As a vet student, I’m intrigued by the growing shift toward feline-friendly clinics. Many clients own both dogs and cats, and I can understand how it may be more convenient to take both to the clinic on the same day. (Hey, that’s exactly what my parents do with our chocolate lab and tuxedo kitty.) However, cats and dogs ARE different. Cats may be predators, but they’re also preyed upon—hence their propensity for hiding and their preference for quietness and slow movements. Dogs are social pack animals, who gain comfort from their humans (even if they’re nervous in a new place like a clinic), and who are generally much more socialized to strangers than cats. Feline-friendly clinics appreciate these species differences and modify existing procedures to reduce stress on the cat and to improve the staff’s ability to work safely with each animal. I’ve been lucky enough to work in a feline-friendly clinic, certified by the American Association of Feline Practitioners, and it’s been fun to learn ways to make more kitties happy to visit the vet.
For example, feline-friendly clinics designate one or two exam rooms specifically for cat use only—no dogs allowed. The absence of dog scent aside, these rooms further reduce feline stress because they may be equipped with diffusers that disseminate a synthetic version of the normal pheromones given off by cats as they rub their cheeks against people or furniture; this pheromone serves as a chemical marker that signifies safety, contentment, and familiarity. It may sound crazy to some readers, but I’ve seen first-hand how much calmer and relaxed these cats are.

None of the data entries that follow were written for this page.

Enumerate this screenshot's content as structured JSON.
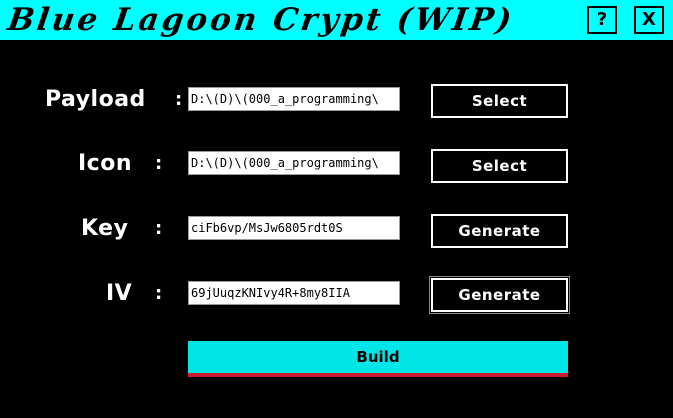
{
  "window": {
    "title": "Blue Lagoon Crypt (WIP)",
    "help_label": "?",
    "close_label": "X"
  },
  "colors": {
    "titlebar_bg": "#00ffff",
    "body_bg": "#000000",
    "build_bg": "#00e5e5",
    "build_underline": "#cc1a33"
  },
  "rows": [
    {
      "label": "Payload",
      "colon": ":",
      "value": "D:\\(D)\\(000_a_programming\\",
      "button": "Select"
    },
    {
      "label": "Icon",
      "colon": ":",
      "value": "D:\\(D)\\(000_a_programming\\",
      "button": "Select"
    },
    {
      "label": "Key",
      "colon": ":",
      "value": "ciFb6vp/MsJw6805rdt0S",
      "button": "Generate"
    },
    {
      "label": "IV",
      "colon": ":",
      "value": "69jUuqzKNIvy4R+8my8IIA",
      "button": "Generate"
    }
  ],
  "build_label": "Build"
}
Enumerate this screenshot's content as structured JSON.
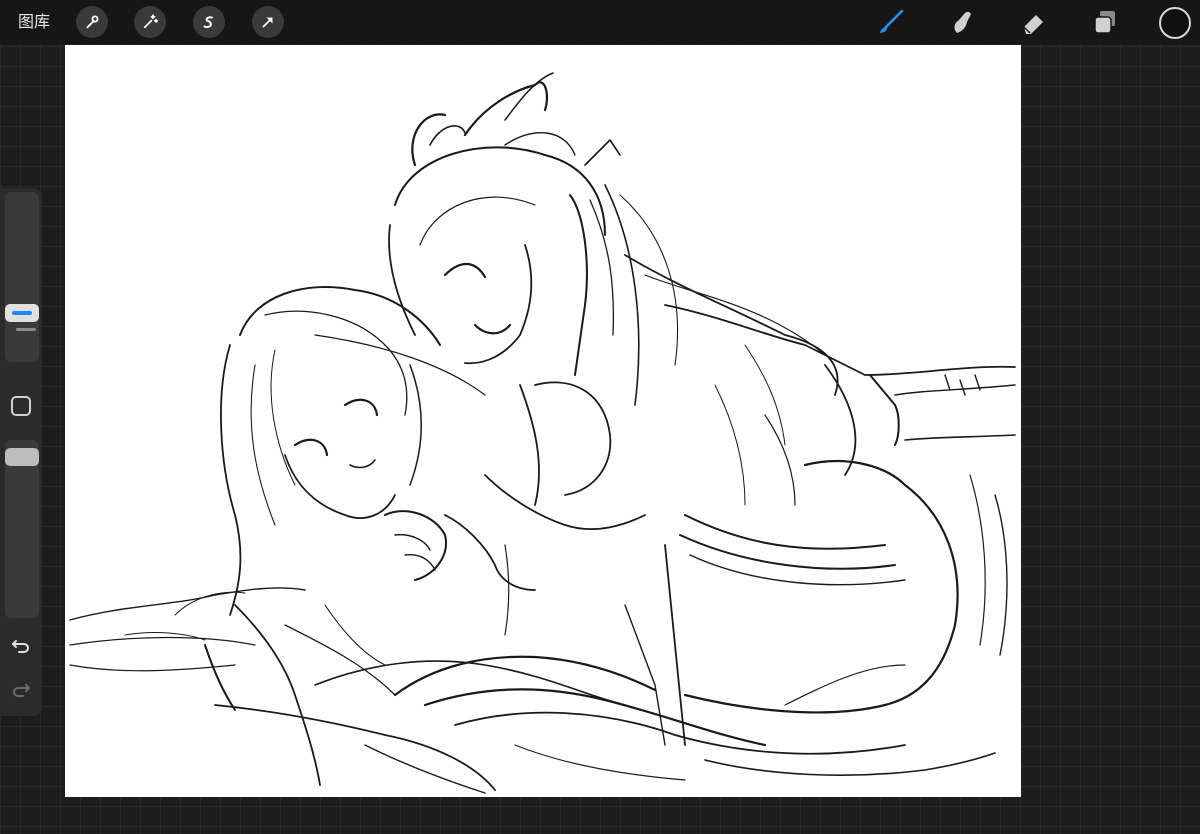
{
  "topbar": {
    "gallery_label": "图库",
    "left_tools": [
      {
        "name": "actions",
        "icon": "wrench-icon"
      },
      {
        "name": "adjustments",
        "icon": "magic-wand-icon"
      },
      {
        "name": "selection",
        "icon": "selection-s-icon"
      },
      {
        "name": "transform",
        "icon": "arrow-cursor-icon"
      }
    ],
    "right_tools": [
      {
        "name": "brush",
        "icon": "brush-icon",
        "active": true
      },
      {
        "name": "smudge",
        "icon": "smudge-icon",
        "active": false
      },
      {
        "name": "eraser",
        "icon": "eraser-icon",
        "active": false
      },
      {
        "name": "layers",
        "icon": "layers-icon",
        "active": false
      }
    ],
    "current_color": "#111111"
  },
  "sidebar": {
    "brush_size_label_icon": "size-slider",
    "modify_icon": "square-modify-icon",
    "undo_icon": "undo-icon",
    "redo_icon": "redo-icon"
  },
  "colors": {
    "accent": "#1e88ff",
    "toolbar_bg": "#161616",
    "canvas_bg": "#ffffff",
    "ink": "#1a1a1a"
  }
}
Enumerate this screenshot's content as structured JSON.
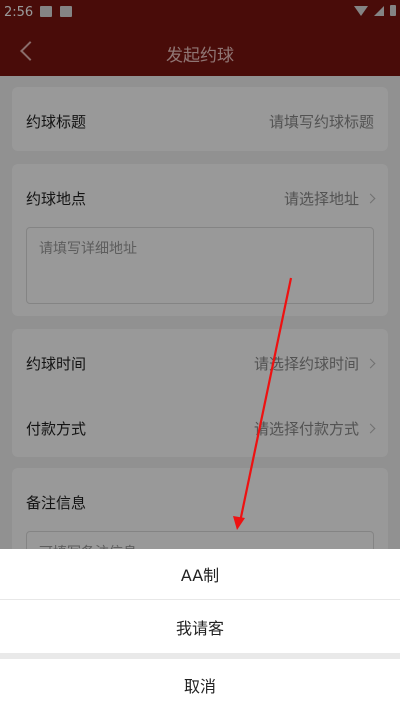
{
  "status_bar": {
    "time": "2:56"
  },
  "header": {
    "title": "发起约球"
  },
  "form": {
    "title_row": {
      "label": "约球标题",
      "placeholder": "请填写约球标题"
    },
    "location_row": {
      "label": "约球地点",
      "value": "请选择地址"
    },
    "address_placeholder": "请填写详细地址",
    "time_row": {
      "label": "约球时间",
      "value": "请选择约球时间"
    },
    "payment_row": {
      "label": "付款方式",
      "value": "请选择付款方式"
    },
    "remark_row": {
      "label": "备注信息"
    },
    "remark_placeholder": "可填写备注信息"
  },
  "action_sheet": {
    "options": [
      "AA制",
      "我请客"
    ],
    "cancel": "取消"
  },
  "colors": {
    "header_bg": "#7a1410",
    "annotation": "#e11"
  }
}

But perhaps most importantly, the staff members of certified feline-friendly clinics are required to take a certain amount of continuing education credits to ensure that all employees stay up-to-date with the best methods of feline handling and medicine.